Did you know that in his 2015 post-election summer Budget, George Osborne informed residential landlords that from April 2017 their ability to claim higher rate tax relief for finance costs was to be withdrawn over a four year period, as follows:
- April 2017 the deduction from property income will be restricted to 75% of finance costs, with the remaining 25% available as a basic rate tax reduction.
- April 2018 the deduction from property income will be restricted to 50% of finance costs, with the other 50% available as a basic rate tax reduction.
- April 2019 the deduction from property income will be restricted to 25% of finance costs, with the other 75% available as a basic rate tax reduction.
- April 2020 all financing costs incurred by a landlord will be given as a basic rate tax reduction.
From April 2020, if you are a residential property (not holiday lets) landlord, you will only receive basic rate tax relief on finance costs.
Since the start of the current tax year (6 April 2019), if you are a non-resident landlord, you would have been required to complete a separate online non-resident Capital Gains Tax return for each property disposal. Including, a computation of gains and losses. Please note that different rules apply for those who are temporarily non-resident and make disposals during a tax year when you were either not resident in the UK or overseas as part of a split year. In addition, corporation tax rather than CGT is now chargeable on chargeable gains linked to UK property or land for all non-resident companies. Non-Resident Capital Gains Tax (NRCGT) is also potentially payable by all non-resident landlords, as the ATED-related gains charge was abolished from 6 April 2019. It now applies to gains arising from the disposal of any type of UK land or property which accrue from 5 April 2015 (residential property) or 5 April 2019 (non-residential property).

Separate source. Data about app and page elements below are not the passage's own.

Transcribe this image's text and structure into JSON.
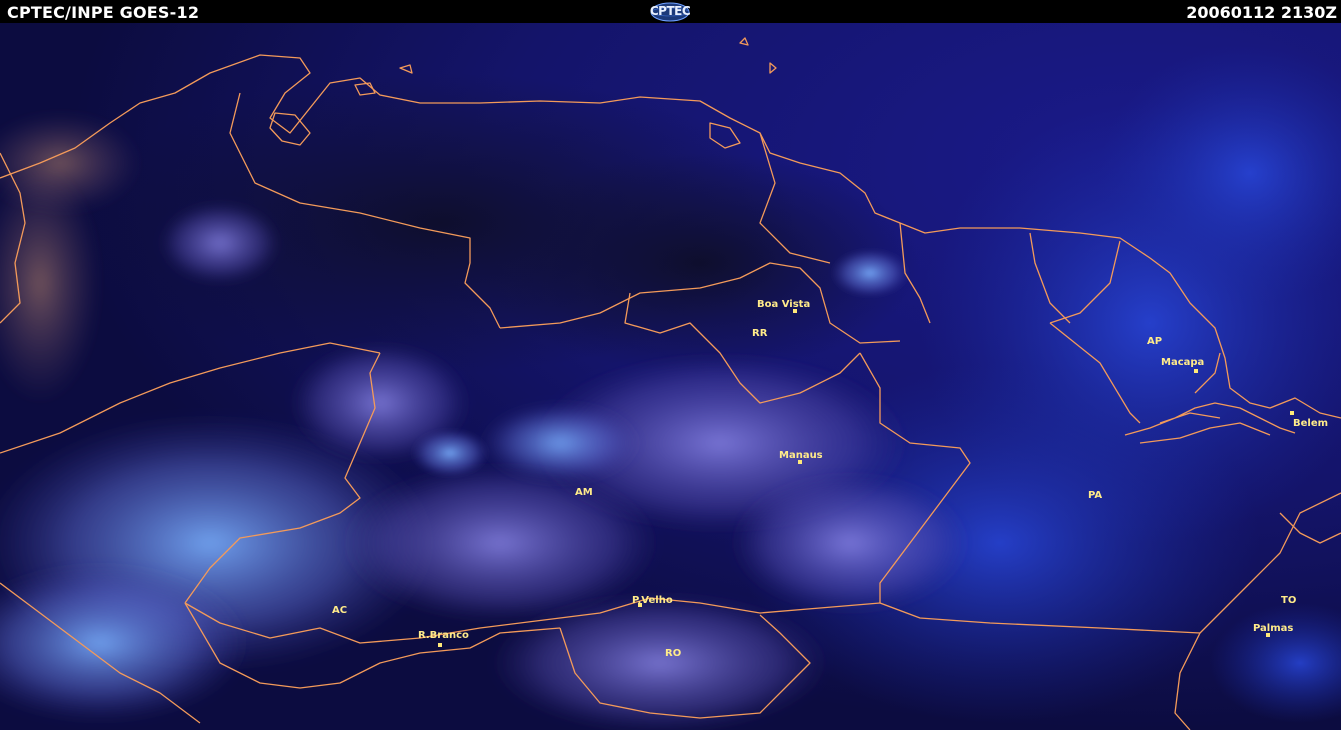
{
  "header": {
    "source_label": "CPTEC/INPE  GOES-12",
    "logo_text": "CPTEC",
    "timestamp": "20060112  2130Z"
  },
  "colors": {
    "border": "#f39a5a",
    "label": "#ffeb8a",
    "background": "#0a0a3a"
  },
  "map": {
    "cities": [
      {
        "name": "Boa Vista"
      },
      {
        "name": "Macapa"
      },
      {
        "name": "Belem"
      },
      {
        "name": "Manaus"
      },
      {
        "name": "P.Velho"
      },
      {
        "name": "R.Branco"
      },
      {
        "name": "Palmas"
      }
    ],
    "states": [
      {
        "code": "RR"
      },
      {
        "code": "AP"
      },
      {
        "code": "AM"
      },
      {
        "code": "PA"
      },
      {
        "code": "AC"
      },
      {
        "code": "RO"
      },
      {
        "code": "TO"
      }
    ]
  }
}
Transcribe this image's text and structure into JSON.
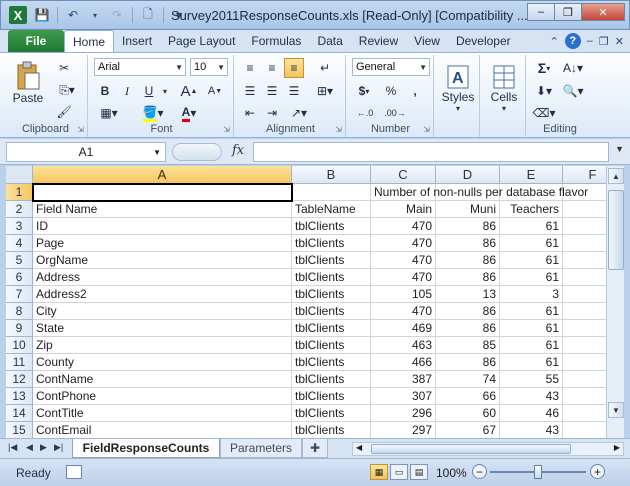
{
  "window": {
    "title": "Survey2011ResponseCounts.xls  [Read-Only]  [Compatibility ...",
    "minimize": "–",
    "restore": "❐",
    "close": "✕"
  },
  "qat": {
    "save": "💾",
    "undo": "↶",
    "redo": "↷",
    "new": "🗋",
    "more": "▾"
  },
  "ribbon_tabs": {
    "file": "File",
    "tabs": [
      "Home",
      "Insert",
      "Page Layout",
      "Formulas",
      "Data",
      "Review",
      "View",
      "Developer"
    ],
    "active": "Home"
  },
  "ribbon": {
    "clipboard": {
      "label": "Clipboard",
      "paste": "Paste"
    },
    "font": {
      "label": "Font",
      "name": "Arial",
      "size": "10",
      "bold": "B",
      "italic": "I",
      "underline": "U"
    },
    "alignment": {
      "label": "Alignment"
    },
    "number": {
      "label": "Number",
      "format": "General",
      "currency": "$",
      "percent": "%",
      "comma": ","
    },
    "styles": {
      "label": "Styles"
    },
    "cells": {
      "label": "Cells"
    },
    "editing": {
      "label": "Editing",
      "sum": "Σ"
    }
  },
  "formula_bar": {
    "name_box": "A1",
    "fx": "fx",
    "value": ""
  },
  "grid": {
    "columns": [
      {
        "id": "A",
        "selected": true
      },
      {
        "id": "B",
        "selected": false
      },
      {
        "id": "C",
        "selected": false
      },
      {
        "id": "D",
        "selected": false
      },
      {
        "id": "E",
        "selected": false
      },
      {
        "id": "F",
        "selected": false
      }
    ],
    "row1_header": "Number of non-nulls per database flavor",
    "rows": [
      {
        "n": "1",
        "a": "",
        "b": "",
        "c": "",
        "d": "",
        "e": ""
      },
      {
        "n": "2",
        "a": "Field Name",
        "b": "TableName",
        "c": "Main",
        "d": "Muni",
        "e": "Teachers"
      },
      {
        "n": "3",
        "a": "ID",
        "b": "tblClients",
        "c": "470",
        "d": "86",
        "e": "61"
      },
      {
        "n": "4",
        "a": "Page",
        "b": "tblClients",
        "c": "470",
        "d": "86",
        "e": "61"
      },
      {
        "n": "5",
        "a": "OrgName",
        "b": "tblClients",
        "c": "470",
        "d": "86",
        "e": "61"
      },
      {
        "n": "6",
        "a": "Address",
        "b": "tblClients",
        "c": "470",
        "d": "86",
        "e": "61"
      },
      {
        "n": "7",
        "a": "Address2",
        "b": "tblClients",
        "c": "105",
        "d": "13",
        "e": "3"
      },
      {
        "n": "8",
        "a": "City",
        "b": "tblClients",
        "c": "470",
        "d": "86",
        "e": "61"
      },
      {
        "n": "9",
        "a": "State",
        "b": "tblClients",
        "c": "469",
        "d": "86",
        "e": "61"
      },
      {
        "n": "10",
        "a": "Zip",
        "b": "tblClients",
        "c": "463",
        "d": "85",
        "e": "61"
      },
      {
        "n": "11",
        "a": "County",
        "b": "tblClients",
        "c": "466",
        "d": "86",
        "e": "61"
      },
      {
        "n": "12",
        "a": "ContName",
        "b": "tblClients",
        "c": "387",
        "d": "74",
        "e": "55"
      },
      {
        "n": "13",
        "a": "ContPhone",
        "b": "tblClients",
        "c": "307",
        "d": "66",
        "e": "43"
      },
      {
        "n": "14",
        "a": "ContTitle",
        "b": "tblClients",
        "c": "296",
        "d": "60",
        "e": "46"
      },
      {
        "n": "15",
        "a": "ContEmail",
        "b": "tblClients",
        "c": "297",
        "d": "67",
        "e": "43"
      }
    ]
  },
  "sheets": {
    "active": "FieldResponseCounts",
    "other": "Parameters"
  },
  "status": {
    "ready": "Ready",
    "zoom": "100%",
    "zoom_minus": "−",
    "zoom_plus": "+"
  }
}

And did you also know that, as part of his 2018 Budget, the then Chancellor Philip Hammond announced his intention to restrict the Private Residence Relief (PRR) rules from 6 April 2020, by cutting the last period of ownership from 18 months to just 9 months. Please note that, as with the 2014 change, the 36-month exemption period is to be retained for owners with a disability or who are in residential care. As if that wasn’t enough, he also announced that lettings relief (see below) is to be restricted to owners who share occupancy with a tenant. Lettings relief was introduced in 1980, to allow people to let out spare rooms within their property, on a casual basis without losing the benefit of PRR. But HMRC says that it has found that lettings relief is being used for purposes beyond the original policy intention, benefitting those who let out a whole dwelling that has, at some stage, been their main residence. So what are the current lettings relief rules? Well, where the property has been let at any time, each owner can claim lettings relief to reduce the taxable capital gain, the rules are as follows:
- This relief can cover gains of up to £40,000 per owner
- It is only available if the property has been the owner’s main home for a period
- It is also capped at the amount of PPR relief, due for the period of actual occupation by the owner
At the same time, Hammond proposed that CGT would be payable “on account” within 30 days of completion for all UK residential properties. Originally intended to be effective from 6 April 2019, to coincide with the new NRCGT rules, implementation of the proposal was delayed until 6 April 2020. So If you have no gain to report or the gain is covered by exemptions or losses, you won’t have to complete a property disposal return. After the end of the tax year, you will complete a self-assessment return to disclose the property gain. The ‘on account’ payment will be deducted from the end of CGT liability; this could result in a repayment of CGT for you.